A recovery that will continue?
The answer is that the recovery in US housing is very likely to continue, providing the economy doesn't go through a double dip recession. The reasons for this continuation are the improved balance between supply and demand. The real obstacle to the sector's recovery in this crisis has always been the persistent oversupply of property. But the evidence points to this oversupply diminishing in 2012 so far. The best indicator of this is the reduction in the number of months it takes to sell a property, the result of dividing the supply of available homes for sale by the number of homes sold in one month. In August 2012, it took 6 months to sell a property, far below the figure of 10 months required throughout 2011 and the 16.6 months needed in July 2010, when the crisis took housing to its lowest point. The situation should continue to improve until it reaches 4.5 months on average, as in the period 1999-2005.
What is the reason for this fall in oversupply? Firstly, it should be noted that, in this crisis, construction has adjusted more rapidly than in previous episodes. The consequence is that, since December 2008, somewhat fewer than half the homes were started than would be the normal figure without bubbles or crisis. Secondly, the number of foreclosures has dropped, reducing one source of homes for sale. A third factor is that many of the homes on sale have reconverted to rented property. Fourthly, the sustained increase in sales has also been helped by more reasonable prices. The ratio of existing home prices (according to the index of the National Association of Realtors) to mean household income is back at its normal levels. This relationship had remained practically constant between 1980 and 2000. The bubble caused real estate to appreciate by 40% compared with income but the constant falls have completed the return journey and property is once again affordable for many families. Demographic trends should also help this drop in oversupply to continue. The formation of many young households has been delayed due to the economic crisis. We can suppose that more households will be formed in the coming years by way of compensation, with the consequent rise in demand for housing.

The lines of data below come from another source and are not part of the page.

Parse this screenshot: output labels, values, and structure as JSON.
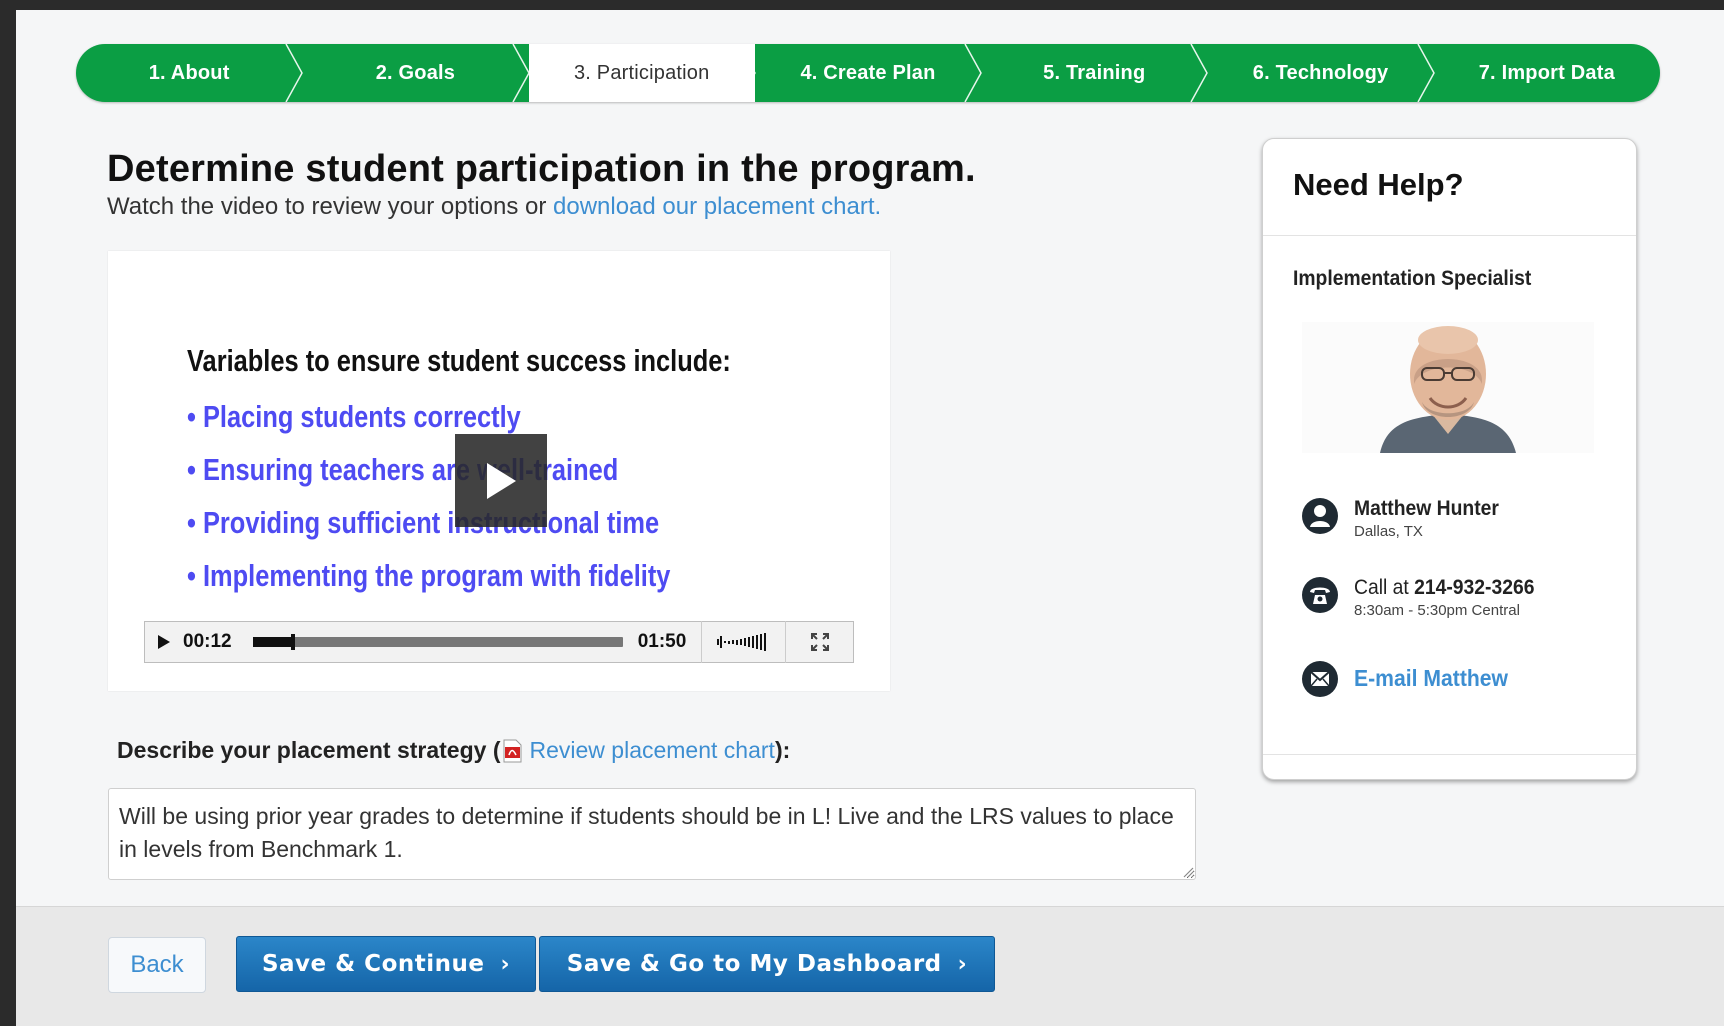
{
  "steps": [
    {
      "label": "1. About",
      "active": false
    },
    {
      "label": "2. Goals",
      "active": false
    },
    {
      "label": "3. Participation",
      "active": true
    },
    {
      "label": "4. Create Plan",
      "active": false
    },
    {
      "label": "5. Training",
      "active": false
    },
    {
      "label": "6. Technology",
      "active": false
    },
    {
      "label": "7. Import Data",
      "active": false
    }
  ],
  "main": {
    "title": "Determine student participation in the program.",
    "subtitle_prefix": "Watch the video to review your options or ",
    "subtitle_link": "download our placement chart."
  },
  "video": {
    "slide_title": "Variables to ensure student success include:",
    "bullets": [
      "• Placing students correctly",
      "• Ensuring teachers are well-trained",
      "• Providing sufficient instructional time",
      "• Implementing the program with fidelity"
    ],
    "current_time": "00:12",
    "total_time": "01:50",
    "progress_fraction": 0.109
  },
  "strategy": {
    "label_prefix": "Describe your placement strategy (",
    "link": "Review placement chart",
    "label_suffix": "):",
    "value": "Will be using prior year grades to determine if students should be in L! Live and the LRS values to place in levels from Benchmark 1."
  },
  "help": {
    "title": "Need Help?",
    "role": "Implementation Specialist",
    "name": "Matthew Hunter",
    "location": "Dallas, TX",
    "call_prefix": "Call at ",
    "phone": "214-932-3266",
    "hours": "8:30am - 5:30pm Central",
    "email_label": "E-mail Matthew"
  },
  "footer": {
    "back": "Back",
    "save_continue": "Save & Continue",
    "save_dashboard": "Save & Go to My Dashboard"
  },
  "colors": {
    "step_green": "#0b9e44",
    "link_blue": "#3d8ed1",
    "bullet_purple": "#4e4bf2",
    "button_blue": "#1c74b9"
  },
  "icons": [
    "play-icon",
    "volume-icon",
    "fullscreen-icon",
    "pdf-icon",
    "person-icon",
    "phone-icon",
    "email-icon",
    "chevron-right-icon",
    "resize-grip-icon"
  ]
}
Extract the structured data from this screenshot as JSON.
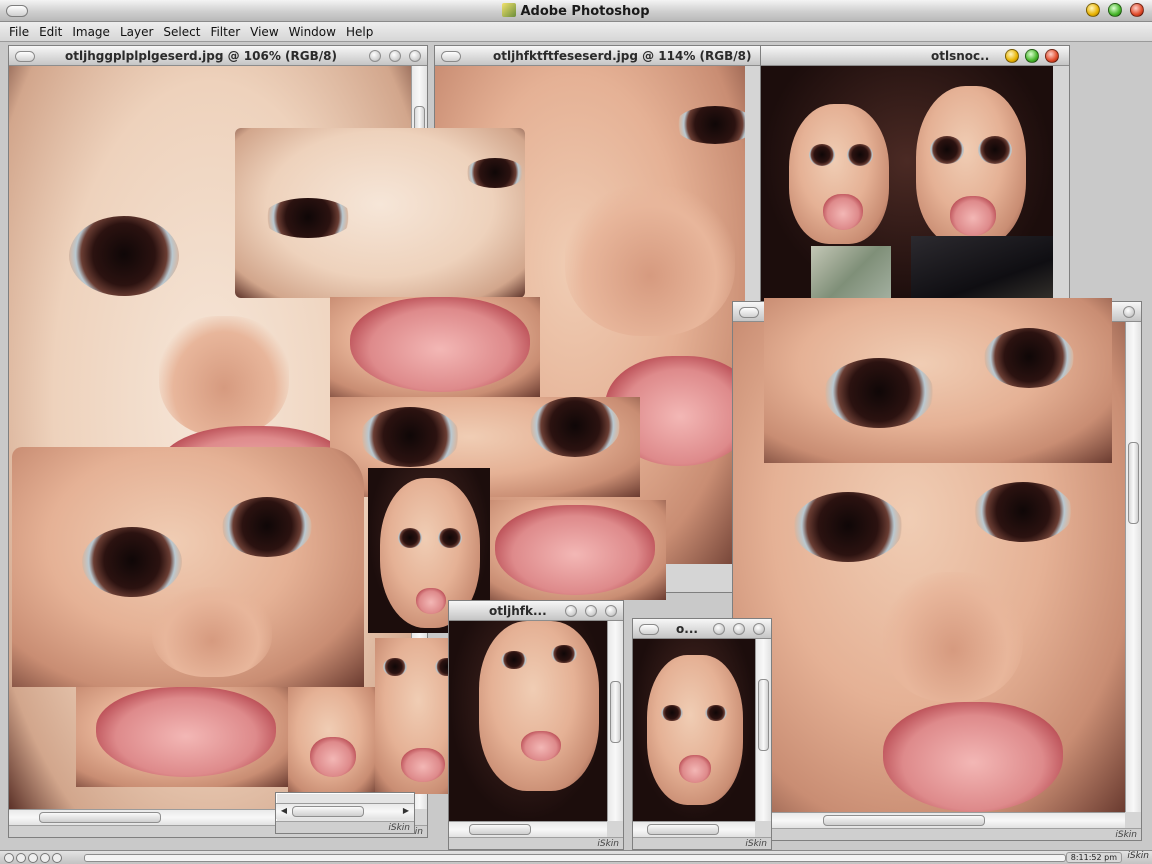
{
  "app": {
    "title": "Adobe Photoshop"
  },
  "menu": [
    "File",
    "Edit",
    "Image",
    "Layer",
    "Select",
    "Filter",
    "View",
    "Window",
    "Help"
  ],
  "windows": {
    "w1": {
      "title": "otljhggplplplgeserd.jpg @ 106% (RGB/8)"
    },
    "w2": {
      "title": "otljhfktftfeseserd.jpg @ 114% (RGB/8)"
    },
    "w3": {
      "title": "otlsnoc..."
    },
    "w4": {
      "title": "otljhfk..."
    },
    "w5": {
      "title": "o..."
    }
  },
  "skin_label": "iSkin",
  "statusbar": {
    "clock": "8:11:52 pm",
    "skin": "iSkin"
  },
  "colors": {
    "titlebar_bg": "#d9d9d9",
    "desktop_bg": "#c9c9c9",
    "traffic_close": "#e04a2a",
    "traffic_min": "#e8b200",
    "traffic_max": "#46b52a"
  }
}
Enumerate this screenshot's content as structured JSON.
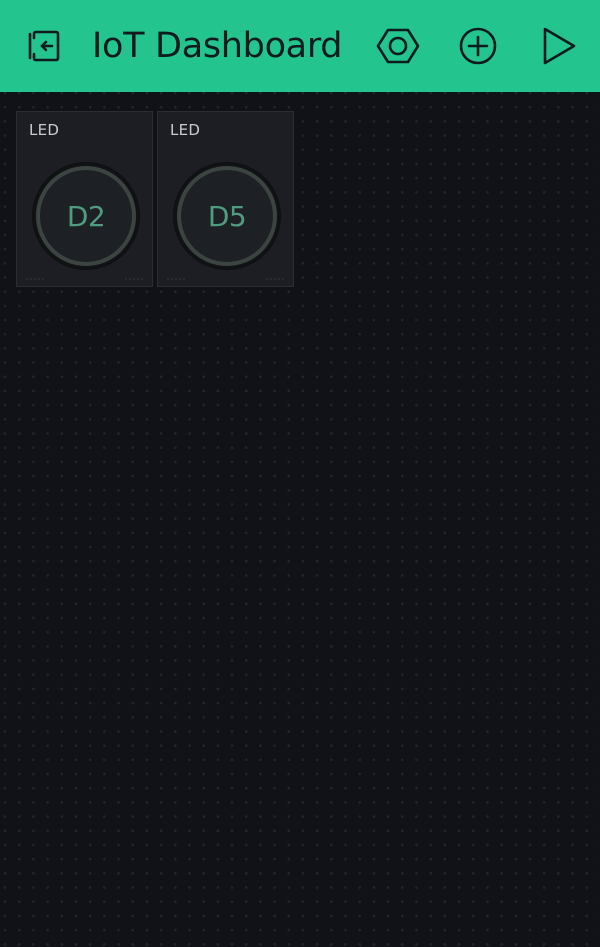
{
  "header": {
    "title": "IoT Dashboard",
    "background_color": "#23c48e",
    "icons": {
      "left": "exit-door-icon",
      "settings": "hexagon-settings-icon",
      "add": "plus-circle-icon",
      "play": "play-icon"
    }
  },
  "canvas": {
    "background_color": "#111217",
    "widgets": [
      {
        "type": "LED",
        "label": "LED",
        "pin": "D2"
      },
      {
        "type": "LED",
        "label": "LED",
        "pin": "D5"
      }
    ]
  },
  "colors": {
    "accent": "#23c48e",
    "led_off_ring": "#3c4441",
    "led_pin_text": "#4f9c80"
  }
}
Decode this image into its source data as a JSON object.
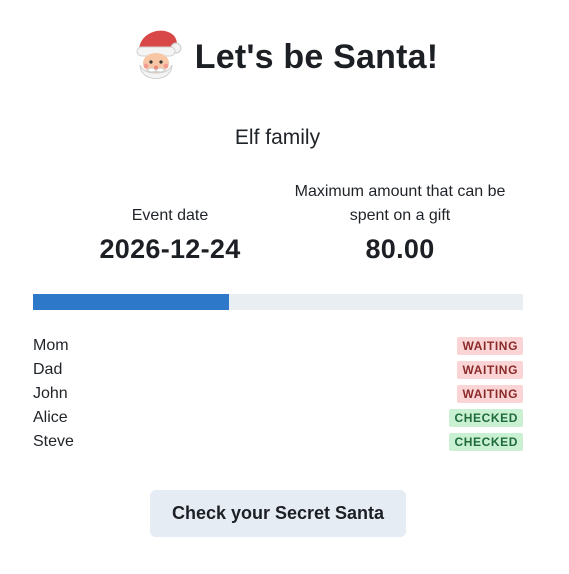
{
  "header": {
    "icon": "santa-face-icon",
    "title": "Let's be Santa!"
  },
  "group": {
    "name": "Elf family"
  },
  "stats": {
    "event_date_label": "Event date",
    "event_date_value": "2026-12-24",
    "max_amount_label": "Maximum amount that can be spent on a gift",
    "max_amount_value": "80.00"
  },
  "progress": {
    "fraction": 0.4,
    "color": "#2e78c9",
    "track_color": "#e9eef3"
  },
  "participants": [
    {
      "name": "Mom",
      "status": "WAITING",
      "state": "waiting"
    },
    {
      "name": "Dad",
      "status": "WAITING",
      "state": "waiting"
    },
    {
      "name": "John",
      "status": "WAITING",
      "state": "waiting"
    },
    {
      "name": "Alice",
      "status": "CHECKED",
      "state": "checked"
    },
    {
      "name": "Steve",
      "status": "CHECKED",
      "state": "checked"
    }
  ],
  "actions": {
    "check_label": "Check your Secret Santa"
  },
  "colors": {
    "waiting_bg": "#fbd5d5",
    "waiting_text": "#8a2a2a",
    "checked_bg": "#c9f0d3",
    "checked_text": "#1f6b3a",
    "button_bg": "#e6ecf3"
  }
}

The main scenario is therefore one of a gradual but sustained recovery. There are two risks for this scenario, however. Firstly, a double dip recession in the United States could increase doubtful loans and postpone the formation of households. The second risk is the hidden fund of properties owned by people who, discouraged by low prices, had withdrawn the properties they had on sale from the market. In any case, the imbalances that were damaging the real estate market have significantly diminished. It can therefore be said that the real estate market is no longer so much of a weakness and, should this recovery continue, it would gradually become a strength for the US economy.
This box was prepared by Jordi Singla
International Unit, Research Department,"la Caixa"